Somebody Feed Phil
Somebody Feed Phil is Netflix’s follow-up series to PBS’s short-lived series I’ll Have What Phil’s Having. Phil Rosenthal, creator of the popular sitcom, Everybody Loves Raymond, turns his attention to the culinary world, bringing his humor, light-hearted fun and enthusiasm. This more travel-oriented series takes us from city-to-city in search of great food. Every episode is centered on one place, from Bangkok to Tel Aviv, and New Orleans to Buenos Aires.
Throughout the series, Phil’s voice is genuine and familiar. He isn’t a professional chef or food critic; He’s one of us. Paired with delectable food shots, his comedic quips, humorous anecdotes and paternal quirks are a delight to savor. With every new person he meets or experience he encounters, Phil shows us the wonders of the world through his giddy eyes. In every episode, he checks-in with his adorable parents, which always makes for a hilarious exchange. Rosenthal lives a foodie travelers dream-come-true and you will certainly want to be a part of the ride.
Probably the most intellectually-intricate piece on our list, Cooked comes from the mind of journalist Michael Pollan. Cooked showcases the diverse stories of individuals in a true exploration of the food’s significance to humanity. Each of the four episodes focuses on one of the natural elements: fire, water, air and earth. With each beautifully-presented installment, we learn more about the intimate relationship between who we are and what we eat.
The series is definitely a window into worlds that you might not usually get to see that often. But the series is also a mirror, reflecting back to us the general disconnect we have now with food and cooking. It’s a conversation that deconstructs the very idea of cooking in human history and presents it in a palatable, relatable and thought-provoking way.
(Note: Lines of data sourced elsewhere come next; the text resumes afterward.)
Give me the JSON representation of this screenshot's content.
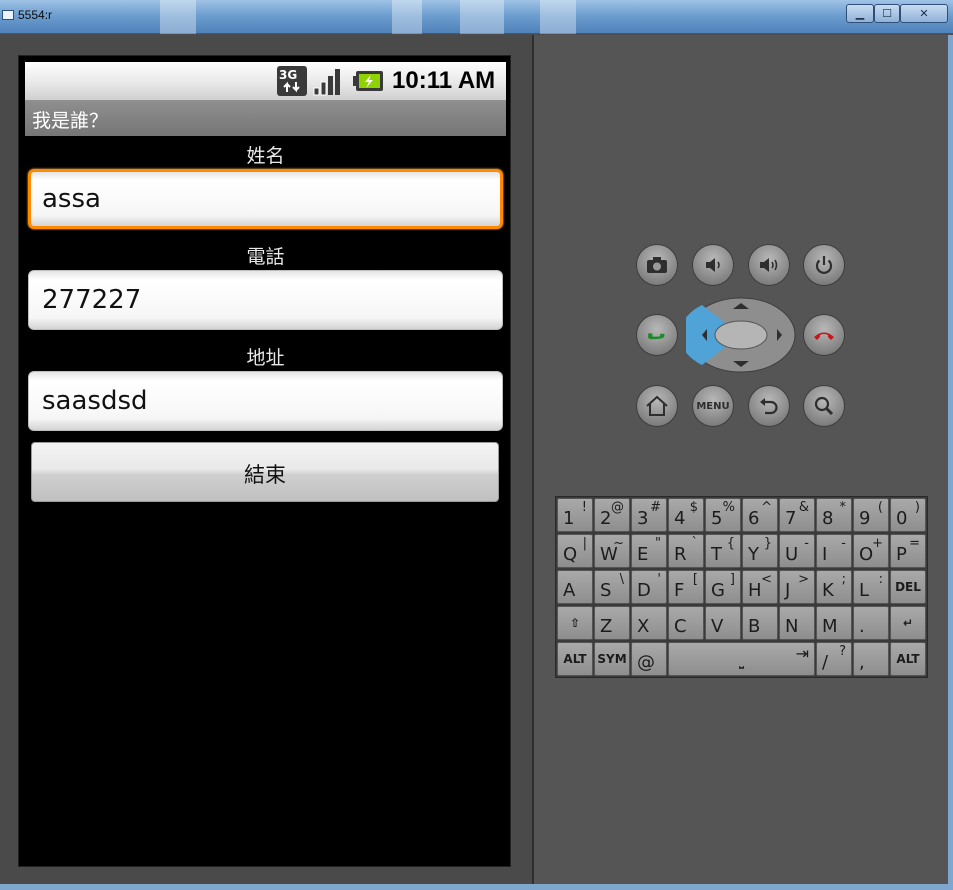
{
  "window": {
    "title": "5554:r",
    "controls": {
      "minimize": "▁",
      "maximize": "☐",
      "close": "✕"
    }
  },
  "status_bar": {
    "network": "3G",
    "time": "10:11 AM"
  },
  "app": {
    "title": "我是誰？"
  },
  "form": {
    "name_label": "姓名",
    "name_value": "assa",
    "phone_label": "電話",
    "phone_value": "277227",
    "address_label": "地址",
    "address_value": "saasdsd",
    "end_button": "結束"
  },
  "hardware": {
    "menu_label": "MENU"
  },
  "keyboard": {
    "rows": [
      [
        {
          "m": "1",
          "s": "!"
        },
        {
          "m": "2",
          "s": "@"
        },
        {
          "m": "3",
          "s": "#"
        },
        {
          "m": "4",
          "s": "$"
        },
        {
          "m": "5",
          "s": "%"
        },
        {
          "m": "6",
          "s": "^"
        },
        {
          "m": "7",
          "s": "&"
        },
        {
          "m": "8",
          "s": "*"
        },
        {
          "m": "9",
          "s": "("
        },
        {
          "m": "0",
          "s": ")"
        }
      ],
      [
        {
          "m": "Q",
          "s": "|"
        },
        {
          "m": "W",
          "s": "~"
        },
        {
          "m": "E",
          "s": "\""
        },
        {
          "m": "R",
          "s": "`"
        },
        {
          "m": "T",
          "s": "{"
        },
        {
          "m": "Y",
          "s": "}"
        },
        {
          "m": "U",
          "s": "-"
        },
        {
          "m": "I",
          "s": "-"
        },
        {
          "m": "O",
          "s": "+"
        },
        {
          "m": "P",
          "s": "="
        }
      ],
      [
        {
          "m": "A",
          "s": ""
        },
        {
          "m": "S",
          "s": "\\"
        },
        {
          "m": "D",
          "s": "'"
        },
        {
          "m": "F",
          "s": "["
        },
        {
          "m": "G",
          "s": "]"
        },
        {
          "m": "H",
          "s": "<"
        },
        {
          "m": "J",
          "s": ">"
        },
        {
          "m": "K",
          "s": ";"
        },
        {
          "m": "L",
          "s": ":"
        },
        {
          "c": "DEL"
        }
      ],
      [
        {
          "c": "⇧"
        },
        {
          "m": "Z",
          "s": ""
        },
        {
          "m": "X",
          "s": ""
        },
        {
          "m": "C",
          "s": ""
        },
        {
          "m": "V",
          "s": ""
        },
        {
          "m": "B",
          "s": ""
        },
        {
          "m": "N",
          "s": ""
        },
        {
          "m": "M",
          "s": ""
        },
        {
          "m": ".",
          "s": ""
        },
        {
          "c": "↵"
        }
      ]
    ],
    "bottom": {
      "alt_left": "ALT",
      "sym": "SYM",
      "at": "@",
      "space": "⎵",
      "tab": "⇥",
      "slash": "/",
      "question": "?",
      "comma": ",",
      "alt_right": "ALT"
    }
  },
  "colors": {
    "focus": "#ff8a00",
    "call_green": "#1a8a2a",
    "end_red": "#c8161b",
    "dpad_blue": "#4fa3d6"
  }
}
Perhaps the longest-running food documentary series on Netflix, the Emmy-nominated Chef’s Table takes gourmet food to a whole new level. Each episode is an exploration of a world-class chef. It’s not a stretch to say that many of these people are culinary geniuses. Wildly-inventive and intensely-passionate, the variety of culinary provocateurs all have their own personalities and stories that shine through in their cuisine.
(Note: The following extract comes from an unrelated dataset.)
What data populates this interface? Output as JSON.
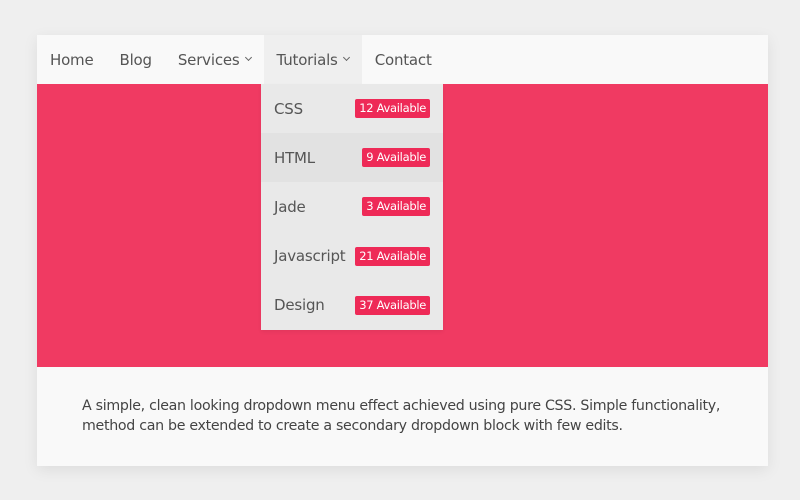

Visually, the series is a stunning gastronomic explosion of aesthetic food. Every shot takes you into the world of the chef; every moment reveals their truest minds. After watching, it’s hard not to appreciate the deliberate work that these chefs, and truthfully, all chefs put into their creations. The show is an artistic endeavor to elevate the portrait of the chef and the ways they create.